Although macrophages are an important first line of cellular defense, they are unable to effectively kill phagocytosed C. albicans. To determine the physiological basis of this inability, we investigated the alterations of macrophage proteins caused by C. albicans infection. Since the formation of C. albicans hyphae caused cell death, proteins were prepared 3 h after infection and examined by two-dimensional gel electrophoresis (2-DE). The most prominent changes were in glycolytic enzymes, which could have caused energy depletion of the infected cells. Also changed were proteins involved in maintenance of cellular integrity and NO production. Treatment of the macrophages with either cytochalasin D or taxol did not alter their inability to kill C. albicans. Our results indicate that multiple factors contribute to cell death as the pathogenic form of C. albicans becomes fully active inside macrophage cells.
|Number of pages||9|
|Journal||Molecules and cells|
|Publication status||Published - 2005 Dec 1|

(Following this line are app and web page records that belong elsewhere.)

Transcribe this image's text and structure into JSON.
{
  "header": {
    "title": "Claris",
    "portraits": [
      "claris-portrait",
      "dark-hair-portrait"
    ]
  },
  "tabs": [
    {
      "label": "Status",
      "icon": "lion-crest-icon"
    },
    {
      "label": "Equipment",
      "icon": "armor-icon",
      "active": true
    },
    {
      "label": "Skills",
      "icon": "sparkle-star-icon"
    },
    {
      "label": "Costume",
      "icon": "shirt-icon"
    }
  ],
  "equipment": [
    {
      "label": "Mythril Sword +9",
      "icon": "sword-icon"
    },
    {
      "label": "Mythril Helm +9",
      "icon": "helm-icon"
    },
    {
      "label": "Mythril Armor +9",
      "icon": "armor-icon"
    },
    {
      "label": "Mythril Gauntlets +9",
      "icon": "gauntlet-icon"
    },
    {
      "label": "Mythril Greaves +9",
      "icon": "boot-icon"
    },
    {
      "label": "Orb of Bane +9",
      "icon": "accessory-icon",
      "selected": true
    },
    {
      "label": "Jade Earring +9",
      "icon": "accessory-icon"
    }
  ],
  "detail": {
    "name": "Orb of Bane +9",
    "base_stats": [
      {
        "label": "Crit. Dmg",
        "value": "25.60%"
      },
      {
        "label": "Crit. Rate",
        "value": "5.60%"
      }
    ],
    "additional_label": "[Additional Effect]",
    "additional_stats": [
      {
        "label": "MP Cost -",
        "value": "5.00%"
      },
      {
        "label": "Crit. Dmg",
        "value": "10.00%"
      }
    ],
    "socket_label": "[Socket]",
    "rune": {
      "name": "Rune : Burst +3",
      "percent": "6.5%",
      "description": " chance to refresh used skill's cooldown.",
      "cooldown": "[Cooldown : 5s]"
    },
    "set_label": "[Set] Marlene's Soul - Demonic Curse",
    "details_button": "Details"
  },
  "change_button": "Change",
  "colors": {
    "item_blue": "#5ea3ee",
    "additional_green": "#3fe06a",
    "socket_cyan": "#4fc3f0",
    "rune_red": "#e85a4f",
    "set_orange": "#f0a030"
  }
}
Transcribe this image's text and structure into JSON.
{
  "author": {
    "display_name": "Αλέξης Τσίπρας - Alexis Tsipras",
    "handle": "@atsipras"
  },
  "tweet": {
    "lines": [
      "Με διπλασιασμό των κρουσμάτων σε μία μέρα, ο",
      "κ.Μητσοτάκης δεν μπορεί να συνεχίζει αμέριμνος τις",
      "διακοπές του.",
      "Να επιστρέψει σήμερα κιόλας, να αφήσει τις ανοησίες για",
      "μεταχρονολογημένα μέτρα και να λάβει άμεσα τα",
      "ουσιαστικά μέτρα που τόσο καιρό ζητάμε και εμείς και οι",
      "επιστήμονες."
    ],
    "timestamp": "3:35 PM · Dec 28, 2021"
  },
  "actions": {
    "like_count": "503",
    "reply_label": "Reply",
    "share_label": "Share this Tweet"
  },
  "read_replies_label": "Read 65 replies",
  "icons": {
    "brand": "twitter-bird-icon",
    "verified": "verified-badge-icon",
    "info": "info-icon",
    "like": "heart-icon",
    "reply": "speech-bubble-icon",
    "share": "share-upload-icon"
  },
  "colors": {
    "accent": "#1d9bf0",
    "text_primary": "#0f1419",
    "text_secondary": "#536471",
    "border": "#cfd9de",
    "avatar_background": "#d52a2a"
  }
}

All Science Journal Classification (ASJC) codes
- Molecular Biology
- Cell Biology